BEIJING (Reuters) - China’s Ministry of Public Security published on Tuesday a list of government bodies that will act as a go-between with the ministry and foreign non-governmental organisations (NGO), ahead of the enforcement of a controversial new law.
President Xi Jinping’s administration has made sweeping changes to the law in the name of boosting national security, including a controversial cyber security law passed last month and another targeting foreign NGOs, slated for Jan. 1.
But some foreign organisations including social and environmental advocacy groups fear they could inadvertently break the broad new rules, with some even shutting up shop to avoid such pitfalls.
A main concern had been the failure to publish a list of “supervisory units” to be government middleman with the Ministry of Public Security, which has ultimate responsibility for registration and management.
The list, now published on the ministry’s website, breaks down subject areas and lists the government departments responsible for them.
The sports ministry, for example, will be responsible for sports groups.
Some areas will be overseen by several government departments.
Climate change will be the responsibility of the state planner the National Development and Reform Commission, Environment Ministry, National Energy Administration and China Meteorological Administration.
Foreign NGOs will need the approval of their government go-betweens before they can apply for registration with provincial public security departments, the ministry said.
In November, the government twice issued clarification statements, saying there would be no grace period for NGOs to meet the new law, later adding that groups must give details of how they are funded.
There remains a spectrum of concern among NGOs, from those who act in areas considered relatively benign by the authorities, such as education and health, to those who work in sensitive areas, including legal reform and rights issues.
Chinese officials defend the foreign NGO law, saying it would only be used to punish a handful of law-breaking organisations.

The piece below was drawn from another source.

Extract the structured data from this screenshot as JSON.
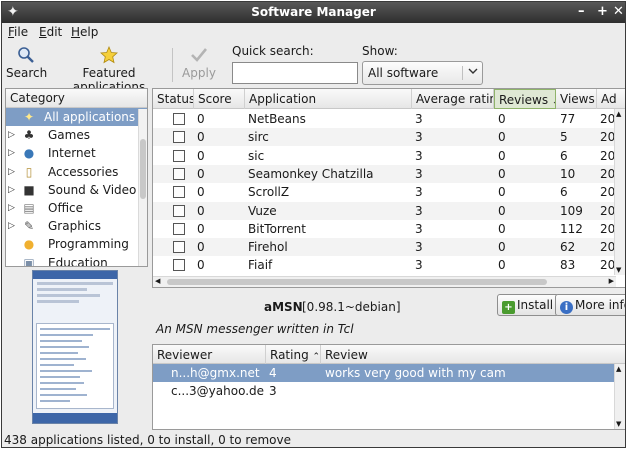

Rights groups say the law’s use of an ambiguous ban on activities that threaten national security or endanger social stability could be used to target groups doing work disliked by the ruling Communist Party.
Reporting by Ben Blanchard; Editing by Robert Birsel